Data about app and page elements
##########
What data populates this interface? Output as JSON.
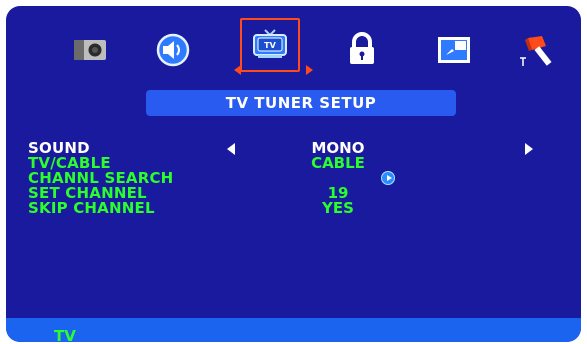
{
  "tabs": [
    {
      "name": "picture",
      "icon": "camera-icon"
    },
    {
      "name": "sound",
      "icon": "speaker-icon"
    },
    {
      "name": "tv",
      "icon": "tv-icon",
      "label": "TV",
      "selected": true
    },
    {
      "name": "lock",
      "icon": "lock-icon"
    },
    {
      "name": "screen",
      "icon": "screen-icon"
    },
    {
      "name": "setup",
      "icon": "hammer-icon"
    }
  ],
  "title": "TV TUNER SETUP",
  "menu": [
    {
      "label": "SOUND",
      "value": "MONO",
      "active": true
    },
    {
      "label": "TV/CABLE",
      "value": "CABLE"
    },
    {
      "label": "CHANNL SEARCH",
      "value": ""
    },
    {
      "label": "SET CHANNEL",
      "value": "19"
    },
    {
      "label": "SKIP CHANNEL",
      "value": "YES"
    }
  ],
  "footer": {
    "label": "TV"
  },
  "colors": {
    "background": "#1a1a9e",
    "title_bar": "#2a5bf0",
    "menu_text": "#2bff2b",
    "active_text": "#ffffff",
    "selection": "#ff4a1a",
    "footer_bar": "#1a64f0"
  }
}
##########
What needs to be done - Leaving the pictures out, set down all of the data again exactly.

Result for this exercise -
What data populates this interface? Output as JSON.
{
  "tabs": [
    {
      "name": "picture",
      "icon": "camera-icon"
    },
    {
      "name": "sound",
      "icon": "speaker-icon"
    },
    {
      "name": "tv",
      "icon": "tv-icon",
      "label": "TV",
      "selected": true
    },
    {
      "name": "lock",
      "icon": "lock-icon"
    },
    {
      "name": "screen",
      "icon": "screen-icon"
    },
    {
      "name": "setup",
      "icon": "hammer-icon"
    }
  ],
  "title": "TV TUNER SETUP",
  "menu": [
    {
      "label": "SOUND",
      "value": "MONO",
      "active": true
    },
    {
      "label": "TV/CABLE",
      "value": "CABLE"
    },
    {
      "label": "CHANNL SEARCH",
      "value": ""
    },
    {
      "label": "SET CHANNEL",
      "value": "19"
    },
    {
      "label": "SKIP CHANNEL",
      "value": "YES"
    }
  ],
  "footer": {
    "label": "TV"
  },
  "colors": {
    "background": "#1a1a9e",
    "title_bar": "#2a5bf0",
    "menu_text": "#2bff2b",
    "active_text": "#ffffff",
    "selection": "#ff4a1a",
    "footer_bar": "#1a64f0"
  }
}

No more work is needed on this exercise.